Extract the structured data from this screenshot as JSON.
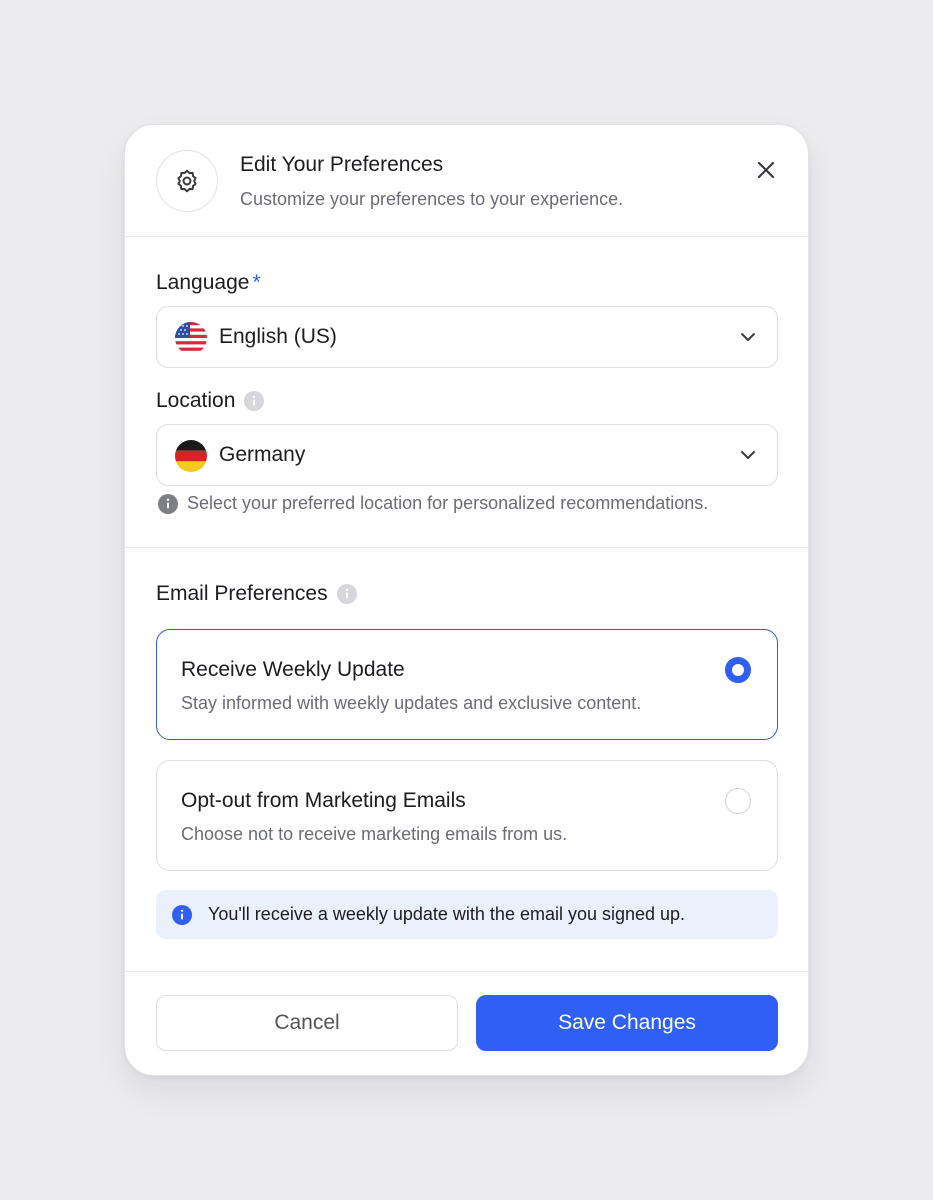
{
  "dialog": {
    "title": "Edit Your Preferences",
    "subtitle": "Customize your preferences to your experience.",
    "icon": "gear-icon",
    "close_icon": "close-icon"
  },
  "language": {
    "label": "Language",
    "required_marker": "*",
    "value": "English (US)",
    "flag": "us-flag-icon"
  },
  "location": {
    "label": "Location",
    "value": "Germany",
    "flag": "germany-flag-icon",
    "hint": "Select your preferred location for personalized recommendations."
  },
  "email_preferences": {
    "label": "Email Preferences",
    "options": [
      {
        "title": "Receive Weekly Update",
        "description": "Stay informed with weekly updates and exclusive content.",
        "selected": true
      },
      {
        "title": "Opt-out from Marketing Emails",
        "description": "Choose not to receive marketing emails from us.",
        "selected": false
      }
    ],
    "notice": "You'll receive a weekly update with the email you signed up."
  },
  "actions": {
    "cancel_label": "Cancel",
    "save_label": "Save Changes"
  },
  "colors": {
    "accent": "#2f5ff5",
    "selected_border": "#3a5cd8",
    "notice_bg": "#ebf0fd",
    "page_bg": "#ececef"
  }
}
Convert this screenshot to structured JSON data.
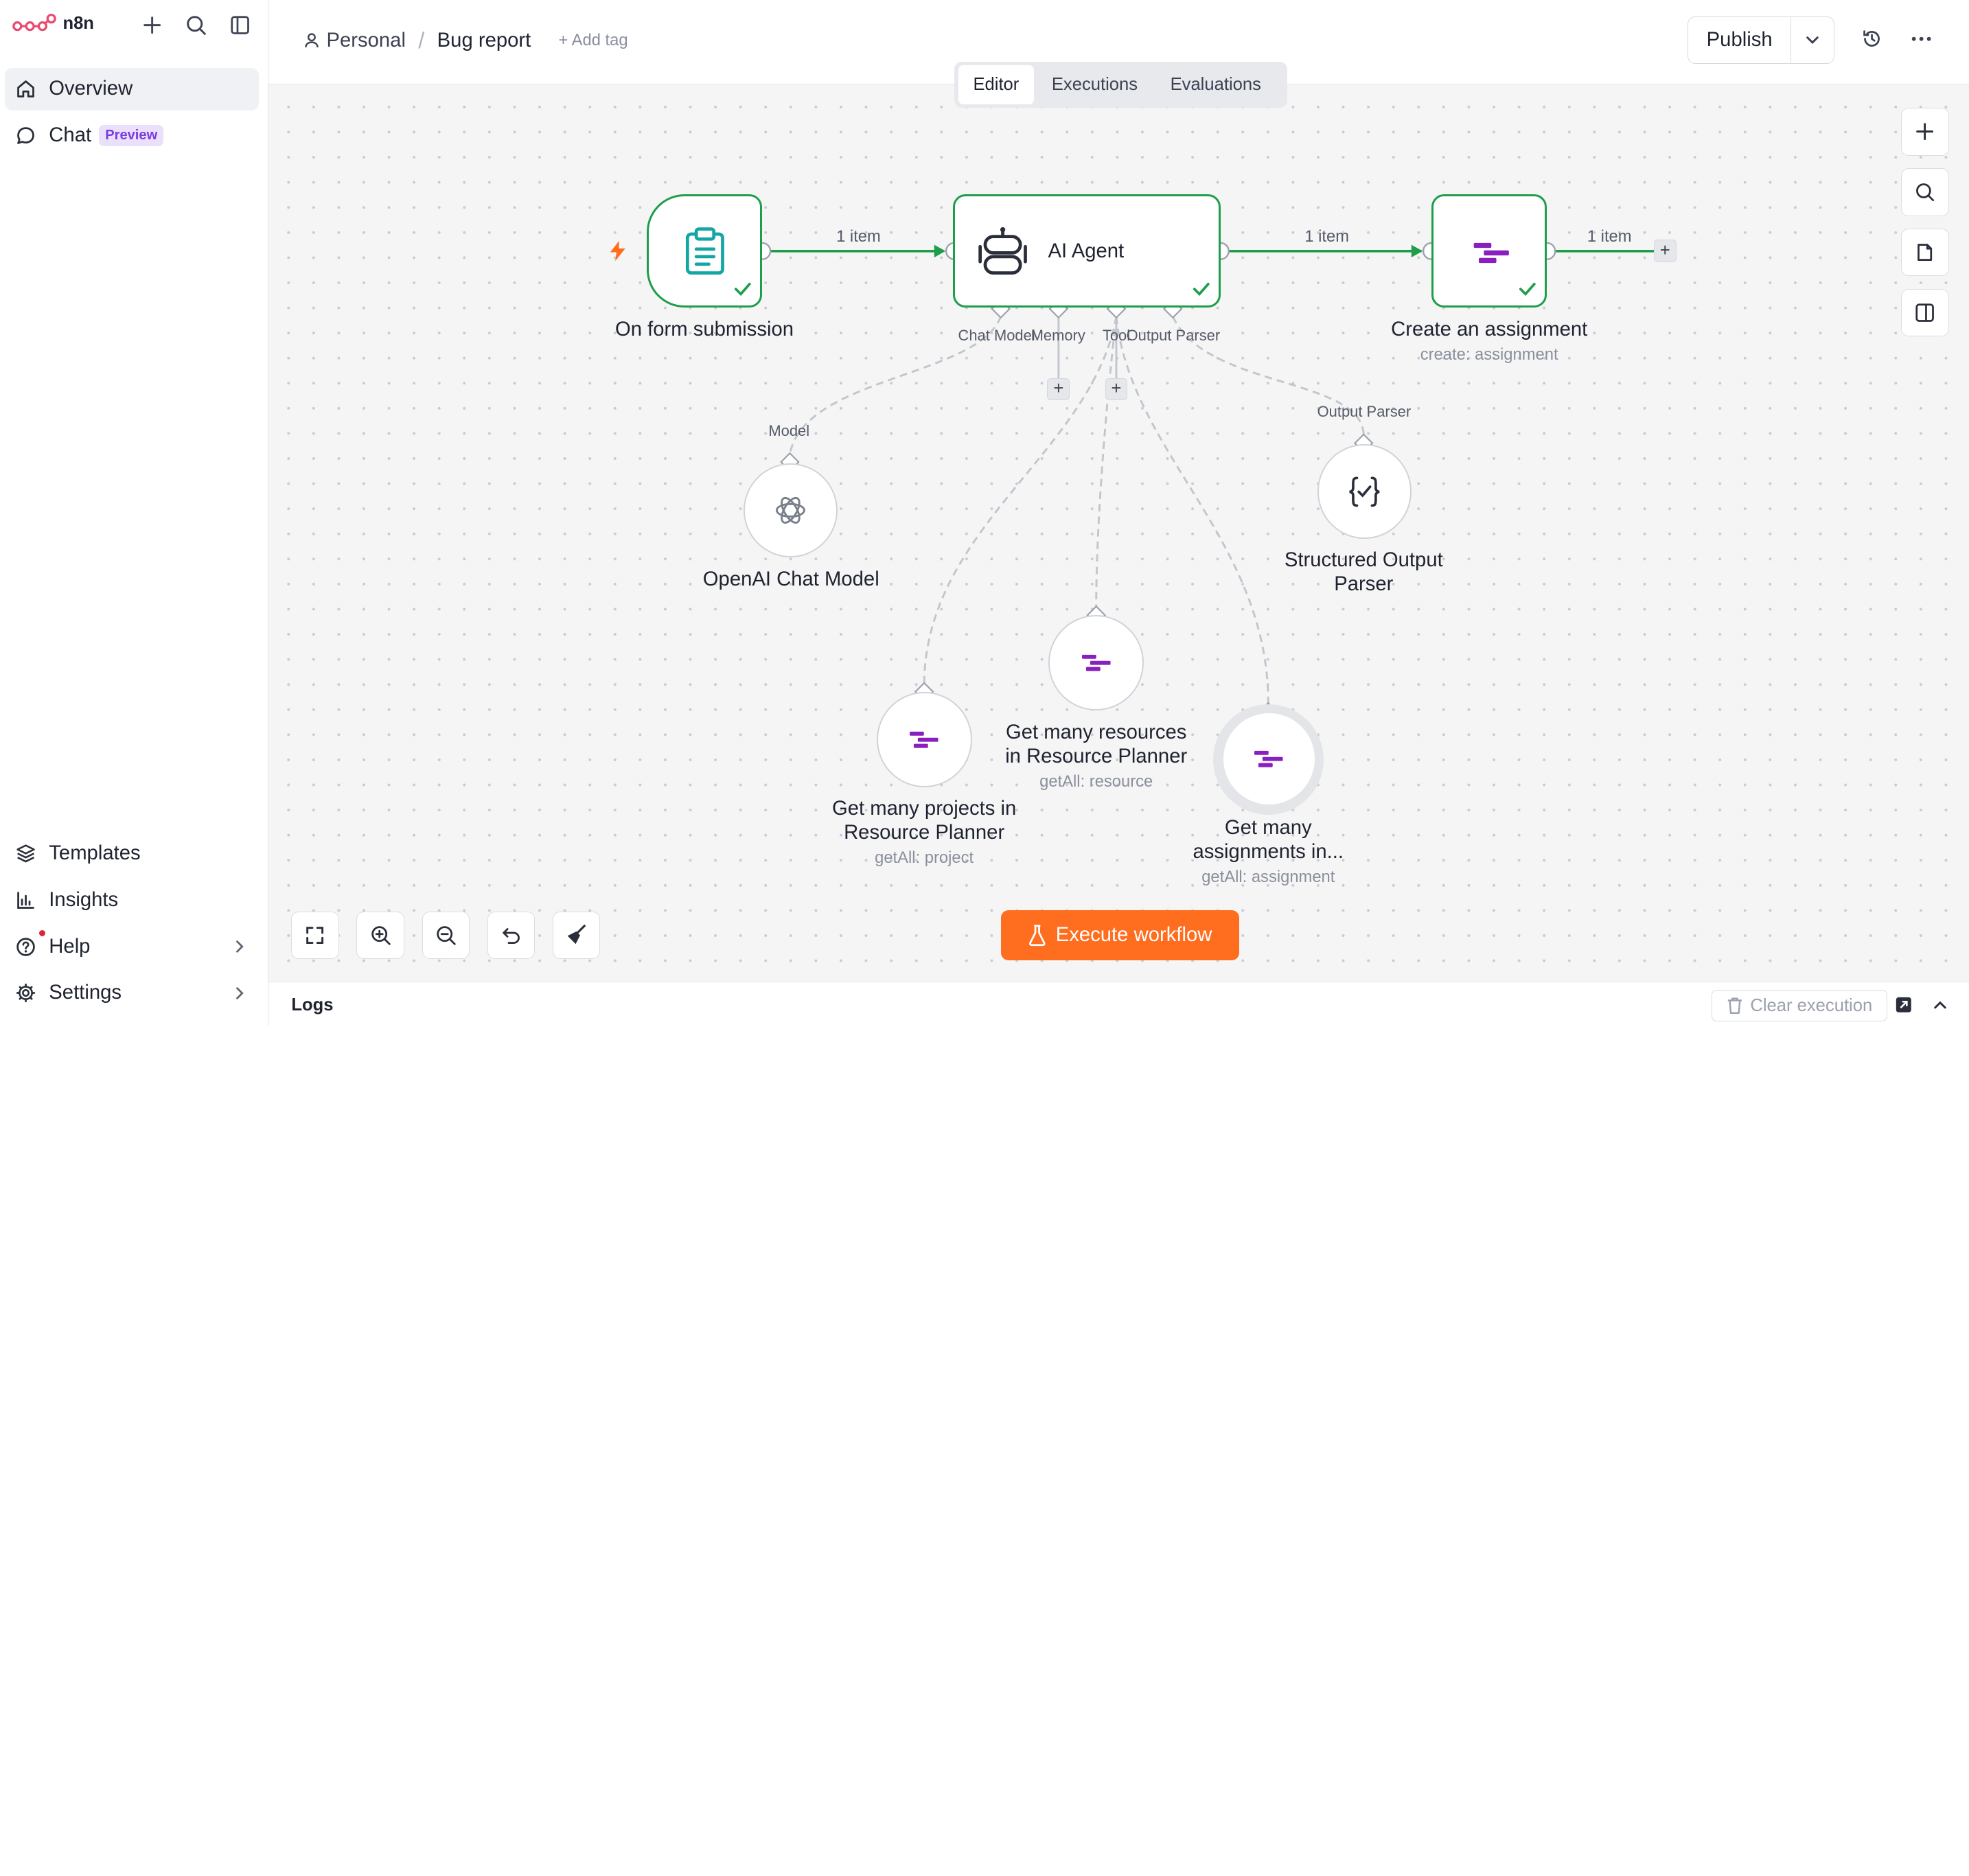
{
  "sidebar": {
    "app_name": "n8n",
    "nav": [
      {
        "label": "Overview",
        "icon": "home-icon"
      },
      {
        "label": "Chat",
        "icon": "chat-icon",
        "badge": "Preview"
      }
    ],
    "bottom": [
      {
        "label": "Templates",
        "icon": "templates-icon"
      },
      {
        "label": "Insights",
        "icon": "insights-icon"
      },
      {
        "label": "Help",
        "icon": "help-icon"
      },
      {
        "label": "Settings",
        "icon": "settings-icon"
      }
    ]
  },
  "header": {
    "project": "Personal",
    "workflow_name": "Bug report",
    "add_tag": "+ Add tag",
    "publish": "Publish"
  },
  "tabs": [
    "Editor",
    "Executions",
    "Evaluations"
  ],
  "nodes": {
    "trigger": {
      "label": "On form submission"
    },
    "agent": {
      "label": "AI Agent",
      "ports": [
        "Chat Model",
        "Memory",
        "Tool",
        "Output Parser"
      ]
    },
    "create": {
      "label": "Create an assignment",
      "sub": "create: assignment"
    },
    "openai": {
      "label": "OpenAI Chat Model",
      "port": "Model"
    },
    "parser": {
      "label_line1": "Structured Output",
      "label_line2": "Parser",
      "port": "Output Parser"
    },
    "projects": {
      "label_line1": "Get many projects in",
      "label_line2": "Resource Planner",
      "sub": "getAll: project"
    },
    "resources": {
      "label_line1": "Get many resources",
      "label_line2": "in Resource Planner",
      "sub": "getAll: resource"
    },
    "assignments": {
      "label_line1": "Get many",
      "label_line2": "assignments in...",
      "sub": "getAll: assignment"
    }
  },
  "connections": {
    "trigger_to_agent": "1 item",
    "agent_to_create": "1 item",
    "create_out": "1 item"
  },
  "execute_button": "Execute workflow",
  "logs": {
    "title": "Logs",
    "clear": "Clear execution"
  },
  "colors": {
    "accent": "#ff6d1f",
    "success": "#1e9e4b",
    "resource_planner": "#8a1fc0",
    "form": "#14a5a5"
  }
}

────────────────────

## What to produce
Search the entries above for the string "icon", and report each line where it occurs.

## Written solution
    "icon": "gear-icon",
    "close_icon": "close-icon"
    "flag": "us-flag-icon"
    "flag": "germany-flag-icon",
        "icon": "home-icon"
        "icon": "chat-icon",
        "icon": "templates-icon"
        "icon": "insights-icon"
        "icon": "help-icon"
        "icon": "settings-icon"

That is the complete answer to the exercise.